The car was returned to the U.K. in 2008 for use in historic events. It’s now estimated at $185,000-$210,000. Click here for more info.

Update: Not sold.

Riley Nine Gamecock

1932 Riley Nine Gamecock

Offered by H&H Auctions | Duxford, U.K. | April 15, 2015

Photo - H&H Auctions

Photo – H&H Auctions

The Riley Nine was a very successful car built by Riley Limited between 1926 and 1938. I’m not quite sure what the American equivalent of this car would have been as the Ford Model A is a little too prevalent, but nonetheless, this was one of Britain’s most successful pre-WWII automobiles.

This car is powered by a 1.1-liter straight-four that was powerful enough to propel it car up to 70 mph. This is the Gamecock model and it was only produced between 1931 and 1932 in two-seat roadster form, although Nines were available in a variety of body styles.

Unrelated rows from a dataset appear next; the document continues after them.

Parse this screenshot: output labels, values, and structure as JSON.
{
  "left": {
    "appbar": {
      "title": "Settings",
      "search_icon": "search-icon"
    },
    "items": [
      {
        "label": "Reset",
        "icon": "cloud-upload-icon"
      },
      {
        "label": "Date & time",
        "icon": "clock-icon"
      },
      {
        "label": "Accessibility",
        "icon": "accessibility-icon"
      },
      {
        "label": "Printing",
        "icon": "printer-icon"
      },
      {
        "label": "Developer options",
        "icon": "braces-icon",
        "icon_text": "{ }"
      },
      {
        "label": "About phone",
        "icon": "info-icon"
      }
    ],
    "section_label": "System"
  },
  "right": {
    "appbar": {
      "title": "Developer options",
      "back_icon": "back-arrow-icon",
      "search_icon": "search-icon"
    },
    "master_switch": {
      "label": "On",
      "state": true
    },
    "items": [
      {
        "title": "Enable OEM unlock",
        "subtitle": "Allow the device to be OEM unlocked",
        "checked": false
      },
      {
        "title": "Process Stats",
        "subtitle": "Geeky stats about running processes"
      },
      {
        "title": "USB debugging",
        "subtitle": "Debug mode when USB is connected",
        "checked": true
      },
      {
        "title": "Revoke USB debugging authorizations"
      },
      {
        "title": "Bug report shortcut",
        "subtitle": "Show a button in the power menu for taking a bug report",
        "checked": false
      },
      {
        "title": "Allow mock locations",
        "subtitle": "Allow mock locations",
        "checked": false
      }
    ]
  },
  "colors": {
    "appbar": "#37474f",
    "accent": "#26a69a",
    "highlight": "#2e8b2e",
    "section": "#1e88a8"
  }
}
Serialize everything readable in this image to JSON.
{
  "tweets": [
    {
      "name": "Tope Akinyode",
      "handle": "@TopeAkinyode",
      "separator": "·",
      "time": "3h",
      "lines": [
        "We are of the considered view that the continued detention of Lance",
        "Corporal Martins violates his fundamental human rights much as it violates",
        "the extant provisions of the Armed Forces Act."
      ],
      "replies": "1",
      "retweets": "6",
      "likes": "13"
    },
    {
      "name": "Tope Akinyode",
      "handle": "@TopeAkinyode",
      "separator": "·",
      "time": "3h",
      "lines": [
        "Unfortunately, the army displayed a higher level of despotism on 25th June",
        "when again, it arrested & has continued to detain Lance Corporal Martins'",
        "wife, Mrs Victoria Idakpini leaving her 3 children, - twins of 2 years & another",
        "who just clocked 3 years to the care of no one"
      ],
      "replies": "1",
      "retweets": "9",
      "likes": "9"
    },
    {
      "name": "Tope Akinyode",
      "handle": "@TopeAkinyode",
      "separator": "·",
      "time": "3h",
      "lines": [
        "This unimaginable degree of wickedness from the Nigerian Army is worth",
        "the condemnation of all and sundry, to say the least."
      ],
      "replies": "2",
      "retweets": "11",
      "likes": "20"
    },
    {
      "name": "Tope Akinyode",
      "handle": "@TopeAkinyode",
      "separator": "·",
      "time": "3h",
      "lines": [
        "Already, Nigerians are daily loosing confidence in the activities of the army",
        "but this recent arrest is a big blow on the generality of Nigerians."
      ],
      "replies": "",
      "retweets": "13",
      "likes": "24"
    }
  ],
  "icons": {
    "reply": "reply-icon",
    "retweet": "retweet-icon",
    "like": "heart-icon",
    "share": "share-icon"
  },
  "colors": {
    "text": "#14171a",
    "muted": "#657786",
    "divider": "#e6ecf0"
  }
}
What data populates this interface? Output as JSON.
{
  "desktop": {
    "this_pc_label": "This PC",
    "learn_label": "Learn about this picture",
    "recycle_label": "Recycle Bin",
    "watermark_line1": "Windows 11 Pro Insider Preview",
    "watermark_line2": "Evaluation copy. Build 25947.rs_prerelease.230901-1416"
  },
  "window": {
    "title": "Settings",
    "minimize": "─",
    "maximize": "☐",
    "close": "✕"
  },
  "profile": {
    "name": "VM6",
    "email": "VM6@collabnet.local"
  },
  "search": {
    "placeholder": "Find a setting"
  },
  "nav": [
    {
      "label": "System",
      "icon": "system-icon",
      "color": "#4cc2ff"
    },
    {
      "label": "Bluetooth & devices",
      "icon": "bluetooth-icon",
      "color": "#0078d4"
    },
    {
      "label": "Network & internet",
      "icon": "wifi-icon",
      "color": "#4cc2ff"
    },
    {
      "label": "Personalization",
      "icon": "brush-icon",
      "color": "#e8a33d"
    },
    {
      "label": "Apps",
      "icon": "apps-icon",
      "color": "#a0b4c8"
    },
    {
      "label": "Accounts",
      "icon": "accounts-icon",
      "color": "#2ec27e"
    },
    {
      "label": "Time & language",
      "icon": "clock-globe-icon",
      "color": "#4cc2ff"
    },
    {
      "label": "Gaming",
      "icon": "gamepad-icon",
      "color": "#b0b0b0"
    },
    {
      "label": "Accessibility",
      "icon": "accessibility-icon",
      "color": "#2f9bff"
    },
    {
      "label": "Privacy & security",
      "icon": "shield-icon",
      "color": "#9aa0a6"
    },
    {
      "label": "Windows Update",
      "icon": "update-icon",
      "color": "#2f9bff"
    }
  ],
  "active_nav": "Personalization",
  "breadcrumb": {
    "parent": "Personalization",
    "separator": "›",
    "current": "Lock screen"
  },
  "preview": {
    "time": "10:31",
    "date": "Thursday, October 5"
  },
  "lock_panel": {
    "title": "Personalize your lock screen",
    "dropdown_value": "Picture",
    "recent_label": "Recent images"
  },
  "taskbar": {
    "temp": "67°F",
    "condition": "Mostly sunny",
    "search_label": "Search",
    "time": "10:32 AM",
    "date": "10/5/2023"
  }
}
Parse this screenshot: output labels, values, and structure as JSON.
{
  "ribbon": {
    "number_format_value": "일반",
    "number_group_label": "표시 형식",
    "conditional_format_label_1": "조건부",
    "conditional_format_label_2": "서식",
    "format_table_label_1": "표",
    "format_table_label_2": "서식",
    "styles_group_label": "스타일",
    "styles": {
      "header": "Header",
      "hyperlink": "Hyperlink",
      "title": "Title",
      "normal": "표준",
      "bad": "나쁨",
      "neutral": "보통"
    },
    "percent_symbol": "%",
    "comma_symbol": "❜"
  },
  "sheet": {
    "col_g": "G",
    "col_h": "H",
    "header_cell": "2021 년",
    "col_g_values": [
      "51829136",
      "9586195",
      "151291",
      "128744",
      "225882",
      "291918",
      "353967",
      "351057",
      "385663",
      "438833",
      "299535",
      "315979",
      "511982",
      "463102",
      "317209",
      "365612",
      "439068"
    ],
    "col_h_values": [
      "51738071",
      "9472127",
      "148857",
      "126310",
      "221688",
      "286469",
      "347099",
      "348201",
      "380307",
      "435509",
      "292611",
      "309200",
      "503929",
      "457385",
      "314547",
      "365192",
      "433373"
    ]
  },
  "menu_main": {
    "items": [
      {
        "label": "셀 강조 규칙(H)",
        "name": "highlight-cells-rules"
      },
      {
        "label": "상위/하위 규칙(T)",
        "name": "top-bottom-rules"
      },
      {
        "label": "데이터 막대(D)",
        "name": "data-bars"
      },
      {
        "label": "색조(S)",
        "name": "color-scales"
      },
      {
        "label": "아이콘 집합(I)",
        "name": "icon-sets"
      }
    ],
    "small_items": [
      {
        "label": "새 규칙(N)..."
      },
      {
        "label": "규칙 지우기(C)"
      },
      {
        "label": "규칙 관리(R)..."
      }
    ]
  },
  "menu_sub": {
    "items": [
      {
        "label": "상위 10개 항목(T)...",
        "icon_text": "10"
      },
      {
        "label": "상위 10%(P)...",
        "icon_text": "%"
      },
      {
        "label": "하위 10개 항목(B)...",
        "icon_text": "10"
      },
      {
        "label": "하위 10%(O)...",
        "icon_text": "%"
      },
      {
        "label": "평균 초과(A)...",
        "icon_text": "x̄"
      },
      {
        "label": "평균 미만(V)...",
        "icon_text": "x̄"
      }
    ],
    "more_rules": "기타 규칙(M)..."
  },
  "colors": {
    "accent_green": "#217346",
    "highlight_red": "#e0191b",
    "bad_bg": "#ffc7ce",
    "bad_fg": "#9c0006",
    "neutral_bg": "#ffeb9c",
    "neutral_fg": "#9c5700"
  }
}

This car is one of about 52 Gamecocks known to have survived. It has had over $10,000 worth of work done in the past year and is presented in bare metal, which actually looks pretty good. It is expected to sell for between $48,000-$55,000. Click here for more info and here for the rest of H&H’s auction lineup.

Update: Sold $47,144.